What this task involves. Which lines in the records below contain the word "thumb"? Copy each one.

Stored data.
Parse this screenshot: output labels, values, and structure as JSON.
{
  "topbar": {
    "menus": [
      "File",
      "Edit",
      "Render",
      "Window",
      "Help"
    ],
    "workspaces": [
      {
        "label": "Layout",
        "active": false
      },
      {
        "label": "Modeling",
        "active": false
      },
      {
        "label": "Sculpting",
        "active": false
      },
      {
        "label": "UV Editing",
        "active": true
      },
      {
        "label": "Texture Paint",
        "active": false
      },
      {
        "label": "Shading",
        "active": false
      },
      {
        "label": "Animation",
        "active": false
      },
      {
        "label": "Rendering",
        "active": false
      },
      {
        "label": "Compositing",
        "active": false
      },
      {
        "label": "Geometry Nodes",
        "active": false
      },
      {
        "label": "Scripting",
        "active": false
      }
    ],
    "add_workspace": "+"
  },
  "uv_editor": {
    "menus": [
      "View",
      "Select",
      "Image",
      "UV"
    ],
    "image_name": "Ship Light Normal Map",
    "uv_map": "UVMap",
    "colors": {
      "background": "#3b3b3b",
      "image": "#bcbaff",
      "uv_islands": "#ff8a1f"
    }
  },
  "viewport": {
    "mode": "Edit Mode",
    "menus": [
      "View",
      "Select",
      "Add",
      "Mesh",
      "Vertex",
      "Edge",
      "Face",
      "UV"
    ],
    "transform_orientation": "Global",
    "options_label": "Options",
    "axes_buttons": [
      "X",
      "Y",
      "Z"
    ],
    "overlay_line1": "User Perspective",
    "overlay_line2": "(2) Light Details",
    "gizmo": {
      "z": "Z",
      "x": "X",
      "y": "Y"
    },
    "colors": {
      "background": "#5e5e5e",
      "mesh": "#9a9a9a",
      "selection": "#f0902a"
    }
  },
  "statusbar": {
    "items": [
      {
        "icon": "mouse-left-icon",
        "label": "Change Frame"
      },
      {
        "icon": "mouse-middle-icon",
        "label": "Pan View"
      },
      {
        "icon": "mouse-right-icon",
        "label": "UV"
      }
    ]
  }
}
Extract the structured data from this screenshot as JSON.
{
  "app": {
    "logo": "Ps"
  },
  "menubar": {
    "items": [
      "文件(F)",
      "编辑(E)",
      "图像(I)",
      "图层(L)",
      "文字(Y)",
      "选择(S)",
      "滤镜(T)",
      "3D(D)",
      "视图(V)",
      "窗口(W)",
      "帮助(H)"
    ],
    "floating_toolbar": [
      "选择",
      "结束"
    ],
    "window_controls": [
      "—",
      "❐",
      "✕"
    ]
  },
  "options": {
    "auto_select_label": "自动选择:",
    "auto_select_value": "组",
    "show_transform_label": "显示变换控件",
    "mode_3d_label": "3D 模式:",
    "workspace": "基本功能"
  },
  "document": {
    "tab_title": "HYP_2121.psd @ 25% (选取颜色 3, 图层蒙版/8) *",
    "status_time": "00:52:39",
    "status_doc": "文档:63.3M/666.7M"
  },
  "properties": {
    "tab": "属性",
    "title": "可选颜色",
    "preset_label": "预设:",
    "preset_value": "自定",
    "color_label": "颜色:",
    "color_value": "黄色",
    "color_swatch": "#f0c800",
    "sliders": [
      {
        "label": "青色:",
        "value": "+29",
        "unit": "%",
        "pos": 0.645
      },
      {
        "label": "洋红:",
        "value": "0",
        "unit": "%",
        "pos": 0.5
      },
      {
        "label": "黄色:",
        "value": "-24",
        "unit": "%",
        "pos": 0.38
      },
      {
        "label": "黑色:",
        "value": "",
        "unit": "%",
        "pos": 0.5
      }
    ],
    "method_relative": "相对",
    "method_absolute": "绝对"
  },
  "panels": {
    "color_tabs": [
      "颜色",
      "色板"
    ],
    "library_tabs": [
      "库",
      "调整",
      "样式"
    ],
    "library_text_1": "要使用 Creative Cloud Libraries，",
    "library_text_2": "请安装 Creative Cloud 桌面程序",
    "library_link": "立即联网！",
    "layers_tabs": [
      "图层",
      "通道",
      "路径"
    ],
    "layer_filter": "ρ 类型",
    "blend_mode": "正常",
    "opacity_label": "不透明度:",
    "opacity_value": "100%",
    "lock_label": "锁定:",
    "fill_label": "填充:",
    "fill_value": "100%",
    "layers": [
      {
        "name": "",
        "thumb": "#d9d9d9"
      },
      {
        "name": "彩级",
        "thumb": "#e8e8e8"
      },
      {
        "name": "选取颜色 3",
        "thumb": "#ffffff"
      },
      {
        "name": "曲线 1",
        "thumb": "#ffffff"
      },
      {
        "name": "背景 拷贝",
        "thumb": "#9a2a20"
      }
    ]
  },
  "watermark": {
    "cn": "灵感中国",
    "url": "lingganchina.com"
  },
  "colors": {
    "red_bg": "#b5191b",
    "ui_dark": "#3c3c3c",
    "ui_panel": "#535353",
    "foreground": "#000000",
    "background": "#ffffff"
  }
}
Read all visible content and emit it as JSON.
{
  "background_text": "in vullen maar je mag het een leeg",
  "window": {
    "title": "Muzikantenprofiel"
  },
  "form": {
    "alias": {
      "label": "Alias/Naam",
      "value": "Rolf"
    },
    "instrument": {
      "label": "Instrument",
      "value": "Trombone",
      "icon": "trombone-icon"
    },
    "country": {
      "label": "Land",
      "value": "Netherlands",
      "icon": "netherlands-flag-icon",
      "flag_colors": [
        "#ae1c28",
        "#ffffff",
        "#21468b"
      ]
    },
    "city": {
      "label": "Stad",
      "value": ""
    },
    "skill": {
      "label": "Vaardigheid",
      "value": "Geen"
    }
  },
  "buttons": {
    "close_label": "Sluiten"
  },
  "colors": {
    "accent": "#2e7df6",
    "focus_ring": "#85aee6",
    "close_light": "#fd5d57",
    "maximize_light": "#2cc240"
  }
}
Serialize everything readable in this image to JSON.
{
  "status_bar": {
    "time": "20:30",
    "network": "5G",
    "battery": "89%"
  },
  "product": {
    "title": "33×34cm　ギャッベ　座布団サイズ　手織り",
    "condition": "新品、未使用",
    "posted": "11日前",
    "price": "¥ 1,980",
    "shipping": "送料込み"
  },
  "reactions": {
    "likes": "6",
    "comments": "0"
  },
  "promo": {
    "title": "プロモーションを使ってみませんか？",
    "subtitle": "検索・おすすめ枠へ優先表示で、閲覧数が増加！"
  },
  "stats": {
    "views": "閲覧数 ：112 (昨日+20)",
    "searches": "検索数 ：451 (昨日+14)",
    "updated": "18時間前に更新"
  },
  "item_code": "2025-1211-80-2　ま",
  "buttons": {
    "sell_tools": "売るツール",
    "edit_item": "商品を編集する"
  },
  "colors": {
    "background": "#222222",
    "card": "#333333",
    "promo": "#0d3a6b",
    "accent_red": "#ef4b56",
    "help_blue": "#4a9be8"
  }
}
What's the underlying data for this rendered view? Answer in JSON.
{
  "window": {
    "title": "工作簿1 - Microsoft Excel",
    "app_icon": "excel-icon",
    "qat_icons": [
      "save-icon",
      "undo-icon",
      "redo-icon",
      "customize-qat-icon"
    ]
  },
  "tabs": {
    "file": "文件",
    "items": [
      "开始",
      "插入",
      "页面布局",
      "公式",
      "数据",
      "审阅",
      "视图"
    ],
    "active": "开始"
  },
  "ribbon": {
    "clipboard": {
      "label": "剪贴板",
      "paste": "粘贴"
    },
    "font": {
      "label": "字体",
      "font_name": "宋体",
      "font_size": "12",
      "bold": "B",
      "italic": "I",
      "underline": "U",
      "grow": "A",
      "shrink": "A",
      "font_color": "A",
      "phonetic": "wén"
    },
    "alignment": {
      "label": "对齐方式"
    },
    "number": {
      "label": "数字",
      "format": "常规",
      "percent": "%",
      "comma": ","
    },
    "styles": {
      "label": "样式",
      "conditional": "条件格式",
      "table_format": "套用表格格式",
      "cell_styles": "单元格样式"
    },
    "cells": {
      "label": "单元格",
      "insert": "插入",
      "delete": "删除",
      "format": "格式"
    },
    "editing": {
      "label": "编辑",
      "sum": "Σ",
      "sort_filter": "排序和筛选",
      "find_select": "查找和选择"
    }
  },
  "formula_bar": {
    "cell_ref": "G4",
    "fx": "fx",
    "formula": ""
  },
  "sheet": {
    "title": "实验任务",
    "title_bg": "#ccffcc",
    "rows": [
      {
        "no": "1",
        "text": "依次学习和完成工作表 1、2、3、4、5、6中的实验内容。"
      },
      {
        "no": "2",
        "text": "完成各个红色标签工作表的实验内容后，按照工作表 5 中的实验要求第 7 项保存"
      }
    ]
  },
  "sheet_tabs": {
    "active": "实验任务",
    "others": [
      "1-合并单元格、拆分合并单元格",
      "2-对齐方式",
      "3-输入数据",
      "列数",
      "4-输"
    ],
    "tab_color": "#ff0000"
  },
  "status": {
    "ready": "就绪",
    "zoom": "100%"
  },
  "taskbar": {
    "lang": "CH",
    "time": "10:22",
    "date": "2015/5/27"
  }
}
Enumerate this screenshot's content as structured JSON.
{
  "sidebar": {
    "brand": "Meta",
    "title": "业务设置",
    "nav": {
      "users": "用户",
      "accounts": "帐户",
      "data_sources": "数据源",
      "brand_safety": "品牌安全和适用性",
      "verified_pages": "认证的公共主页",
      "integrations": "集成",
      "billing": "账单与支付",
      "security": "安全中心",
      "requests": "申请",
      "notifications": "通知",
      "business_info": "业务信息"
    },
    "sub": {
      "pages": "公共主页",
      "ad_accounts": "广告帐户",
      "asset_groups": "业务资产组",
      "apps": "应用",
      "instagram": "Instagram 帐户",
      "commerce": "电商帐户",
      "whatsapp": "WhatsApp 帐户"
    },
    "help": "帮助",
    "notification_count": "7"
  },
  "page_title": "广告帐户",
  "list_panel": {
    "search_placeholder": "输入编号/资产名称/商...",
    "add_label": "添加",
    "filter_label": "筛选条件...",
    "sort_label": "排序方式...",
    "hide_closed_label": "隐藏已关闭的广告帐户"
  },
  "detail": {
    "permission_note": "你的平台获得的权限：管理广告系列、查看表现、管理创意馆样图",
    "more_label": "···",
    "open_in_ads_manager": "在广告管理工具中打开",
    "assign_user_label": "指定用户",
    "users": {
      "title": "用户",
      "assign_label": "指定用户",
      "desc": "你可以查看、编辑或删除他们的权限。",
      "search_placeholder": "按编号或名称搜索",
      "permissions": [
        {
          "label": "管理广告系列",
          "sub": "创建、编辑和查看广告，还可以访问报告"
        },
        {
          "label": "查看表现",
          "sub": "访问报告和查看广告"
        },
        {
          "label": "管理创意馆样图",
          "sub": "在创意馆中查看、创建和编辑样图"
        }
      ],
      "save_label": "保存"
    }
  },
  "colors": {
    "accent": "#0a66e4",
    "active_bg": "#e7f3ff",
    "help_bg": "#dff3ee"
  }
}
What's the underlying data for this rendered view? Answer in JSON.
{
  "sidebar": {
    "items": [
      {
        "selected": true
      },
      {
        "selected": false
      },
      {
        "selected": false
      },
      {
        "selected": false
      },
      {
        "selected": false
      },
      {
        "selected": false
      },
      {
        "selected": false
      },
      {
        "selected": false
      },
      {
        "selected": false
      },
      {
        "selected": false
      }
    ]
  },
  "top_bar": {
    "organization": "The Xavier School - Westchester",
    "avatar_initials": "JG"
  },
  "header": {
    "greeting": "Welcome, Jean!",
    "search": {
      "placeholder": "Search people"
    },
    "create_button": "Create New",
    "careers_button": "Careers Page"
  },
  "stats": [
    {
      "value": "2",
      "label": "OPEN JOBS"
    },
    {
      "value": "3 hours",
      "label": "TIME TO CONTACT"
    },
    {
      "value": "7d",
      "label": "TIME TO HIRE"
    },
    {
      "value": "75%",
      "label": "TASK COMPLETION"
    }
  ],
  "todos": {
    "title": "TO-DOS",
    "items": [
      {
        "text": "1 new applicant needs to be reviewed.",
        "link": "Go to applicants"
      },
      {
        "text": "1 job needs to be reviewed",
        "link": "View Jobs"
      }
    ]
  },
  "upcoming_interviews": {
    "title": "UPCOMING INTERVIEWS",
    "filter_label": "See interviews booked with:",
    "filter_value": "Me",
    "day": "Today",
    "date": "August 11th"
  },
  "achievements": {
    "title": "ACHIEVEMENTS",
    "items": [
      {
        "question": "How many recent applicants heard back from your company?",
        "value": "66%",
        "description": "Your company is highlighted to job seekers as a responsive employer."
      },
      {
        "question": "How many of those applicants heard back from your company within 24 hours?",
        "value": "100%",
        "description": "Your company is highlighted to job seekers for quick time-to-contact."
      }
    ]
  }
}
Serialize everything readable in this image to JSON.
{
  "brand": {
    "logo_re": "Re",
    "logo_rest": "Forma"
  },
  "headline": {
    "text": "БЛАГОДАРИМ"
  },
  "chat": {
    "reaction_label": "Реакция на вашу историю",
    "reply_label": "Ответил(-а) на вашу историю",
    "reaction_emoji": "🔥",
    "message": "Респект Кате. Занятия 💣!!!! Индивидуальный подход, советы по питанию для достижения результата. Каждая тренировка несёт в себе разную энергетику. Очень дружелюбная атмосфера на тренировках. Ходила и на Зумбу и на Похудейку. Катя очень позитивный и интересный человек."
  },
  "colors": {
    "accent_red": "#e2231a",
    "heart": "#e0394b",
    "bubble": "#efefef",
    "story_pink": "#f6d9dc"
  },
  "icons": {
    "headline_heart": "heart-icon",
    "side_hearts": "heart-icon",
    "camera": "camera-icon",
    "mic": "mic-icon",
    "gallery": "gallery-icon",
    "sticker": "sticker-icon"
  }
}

Solution for this task.
        "thumb": "#d9d9d9"
        "thumb": "#e8e8e8"
        "thumb": "#ffffff"
        "thumb": "#ffffff"
        "thumb": "#9a2a20"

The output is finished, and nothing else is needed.